Unless you've been living under a rock, you’re likely well aware of the politics and fingerpointing surrounding record high gasoline prices across British Columbia.
But as the "pain at the pump" blame game unfolds, we are once again reminded that perception isn't necessarily reality. Oh sure, while the cost of a fill up is no doubt putting a strain on tight personal finances, the all-important B.C. tourism industry isn’t setting its hair on fire over fuel at this point.
Or at least, they aren't showing it.
"At this point in time, I don't share those concerns," responds Stephen Pearce, Tourism Vancouver's vice president of marketing when asked about the potential impact of record high fuel prices.
He explains that for the moment, they have no actual data to suggest that the cost of driving could sway summer vacation travel. In fact, the 2019 Metro Vancouver tourist count is actually running ahead of last year's pace, with April's hotel occupancy 4% higher than a year ago.
"The numbers I look at with respect to our hotels are still very strong," says Pearce.
That said, Pearce points out Vancouver tourism officials are keenly aware of a "what if" scenario should rubber tire tourism traffic nosedive. While Tourism Vancouver is hopeful the number of Americans driving across the border will remain robust thanks to the strong US dollar, Pearce is less convinced that headlines about North America's highest fuel costs in Vancouver won't cause out-of-province Canadians to think twice.
Walt Judas, CEO of the Tourism Industry Association of B.C., generally shares this cautious optimism, but does admit being somewhat apprehensive about the impact of expensive fuel.
"In scenarios like this, people do tend to travel less distance than previously planned,” says Judas, quick to point out that fuel costs will impact other areas of the tourism industry such as transportation companies, service providers, and suppliers.
For Ellen Matthews, vice president of the Thompson Okanagan Tourism Association, the glaring spotlight on record pump prices raises perception concerns.
While readily admitting her region's reliance on rubber tire vacation traffic, Matthews is hoping travellers adopt a pragmatic approach to gasoline costs:
"We are hoping that when it comes to gas prices, people will look at it and say yes, it's an increase – but at the end of the day what it really means is one less dinner out."
However, recent polling by Nanos Research would seem to suggest that record high gasoline prices do pose a threat to this summer's tourism season.
The survey, commissioned by CTV News, found that 38% of Canadians are worried and 32% are somewhat worried about rising fuel costs.
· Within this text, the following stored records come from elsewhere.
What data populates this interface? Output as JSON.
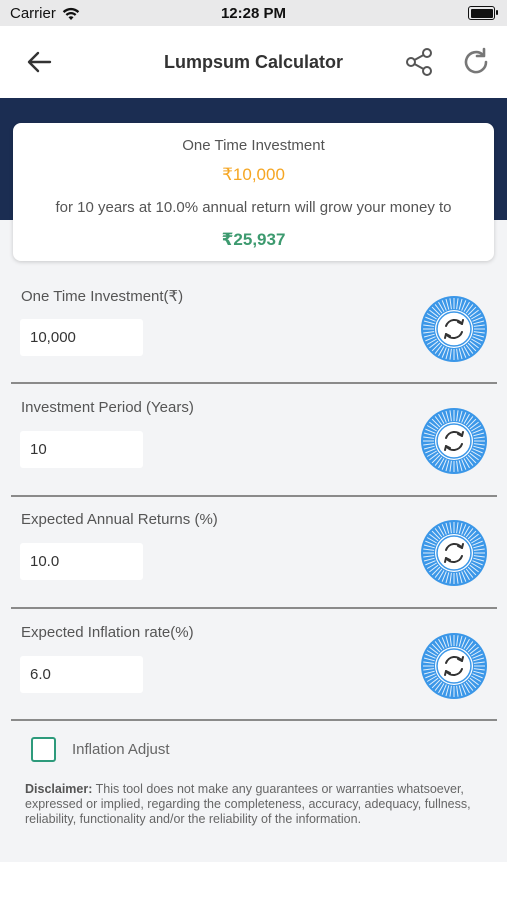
{
  "status_bar": {
    "carrier": "Carrier",
    "time": "12:28 PM"
  },
  "header": {
    "title": "Lumpsum Calculator"
  },
  "summary": {
    "title": "One Time Investment",
    "amount": "₹10,000",
    "description": "for 10 years at 10.0% annual return will grow your money to",
    "result": "₹25,937"
  },
  "fields": [
    {
      "label": "One Time Investment(₹)",
      "value": "10,000"
    },
    {
      "label": "Investment Period (Years)",
      "value": "10"
    },
    {
      "label": "Expected Annual Returns (%)",
      "value": "10.0"
    },
    {
      "label": "Expected Inflation rate(%)",
      "value": "6.0"
    }
  ],
  "inflation_adjust": {
    "label": "Inflation Adjust",
    "checked": false
  },
  "disclaimer": {
    "heading": "Disclaimer:",
    "text": " This tool does not make any guarantees or warranties whatsoever, expressed or implied, regarding the completeness, accuracy, adequacy, fullness, reliability, functionality and/or the reliability of the information."
  },
  "colors": {
    "banner": "#1b2d52",
    "amount": "#f5a623",
    "result": "#3d9a6f",
    "dial": "#3b97e8",
    "checkbox": "#2d9a7b"
  },
  "icons": {
    "back": "arrow-left-icon",
    "share": "share-icon",
    "refresh": "refresh-icon",
    "dial": "rotary-dial-icon",
    "wifi": "wifi-icon",
    "battery": "battery-icon"
  }
}
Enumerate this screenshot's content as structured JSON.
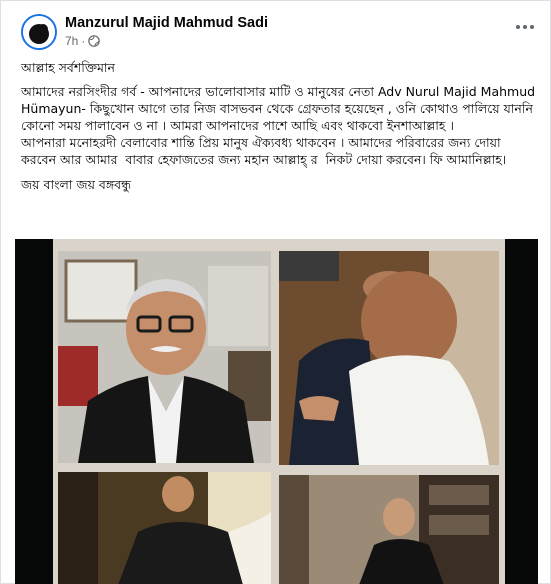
{
  "post": {
    "author": "Manzurul Majid Mahmud Sadi",
    "time": "7h",
    "dot": "·",
    "privacy_icon": "globe-icon",
    "menu_icon": "more-options-icon",
    "greeting": "আল্লাহ সর্বশক্তিমান",
    "body": "আমাদের নরসিংদীর গর্ব - আপনাদের ভালোবাসার মাটি ও মানুষের নেতা Adv Nurul Majid Mahmud Hümayun- কিছুখোন আগে তার নিজ বাসভবন থেকে গ্রেফতার হয়েছেন , ওনি কোথাও পালিয়ে যাননি কোনো সময় পালাবেন ও না । আমরা আপনাদের পাশে আছি এবং থাকবো ইনশাআল্লাহ ।\nআপনারা মনোহরদী বেলাবোর শান্তি প্রিয় মানুষ ঐক্যবধ্য থাকবেন । আমাদের পরিবারের জন্য দোয়া করবেন আর আমার  বাবার হেফাজতের জন্য মহান আল্লাহ্‌ র  নিকট দোয়া করবেন। ফি আমানিল্লাহ।",
    "slogan": "জয় বাংলা জয় বঙ্গবন্ধু"
  },
  "colors": {
    "text": "#050505",
    "secondary": "#65676b",
    "avatar_ring": "#1b74e4",
    "media_bg": "#070808"
  }
}
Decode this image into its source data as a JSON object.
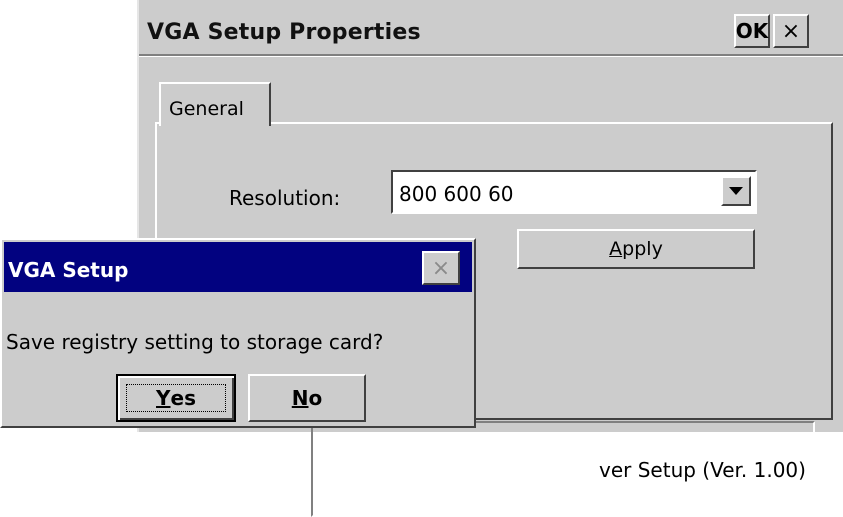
{
  "main_window": {
    "title": "VGA Setup Properties",
    "ok_label": "OK",
    "close_glyph": "×",
    "tabs": [
      {
        "label": "General",
        "active": true
      }
    ],
    "resolution": {
      "label": "Resolution:",
      "value": "800 600 60",
      "dropdown_icon": "chevron-down-icon"
    },
    "apply": {
      "label_prefix": "",
      "label_mnemonic": "A",
      "label_rest": "pply"
    },
    "info_text": "ver Setup (Ver. 1.00)"
  },
  "dialog": {
    "title": "VGA Setup",
    "close_glyph": "×",
    "message": "Save registry setting to storage card?",
    "yes": {
      "mnemonic": "Y",
      "rest": "es"
    },
    "no": {
      "mnemonic": "N",
      "rest": "o"
    }
  },
  "colors": {
    "face": "#cccccc",
    "dialog_title_bg": "#020280",
    "dialog_title_fg": "#ffffff"
  }
}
In British Columbia, that concern is more pronounced: 68% of respondents are convinced that Canadians are likely or somewhat likely to drive less during the summer because of rising fuel.
"I do think we need to temper our message in many ways," laments Matthews, while expressing her concern about media coverage and political rhetoric surrounding gasoline costs. Perception caused by negative headlines becomes reality, and Matthews fears "some stories will turn people off."
Like nearly all British Columbia, tourism is a powerful economic engine in the Interior. While last year's overall traffic through the Thompson Okanagan was hindered by wildfires, that region still counted 4.5 million overnight stays by British Columbians from outside the area, and 2.2 million overnight stops by Albertans.
Only time will determine how tourism fares amid record high fuel prices. While there are no obvious indicators at this point, there is widespread concern; tourism-related businesses are nervous.
While B.C.'s vacation sector is no stranger to challenges after two straight record setting wildfire seasons, the current pain at the pumps poses the possibility of a double whammy.
Bob Price is a veteran B.C. broadcaster who anchored the morning news on CHNL radio in Kamloops for the past 30 years. Bob is also a past Webster Award winner whose previous stops included Vancouver and Calgary.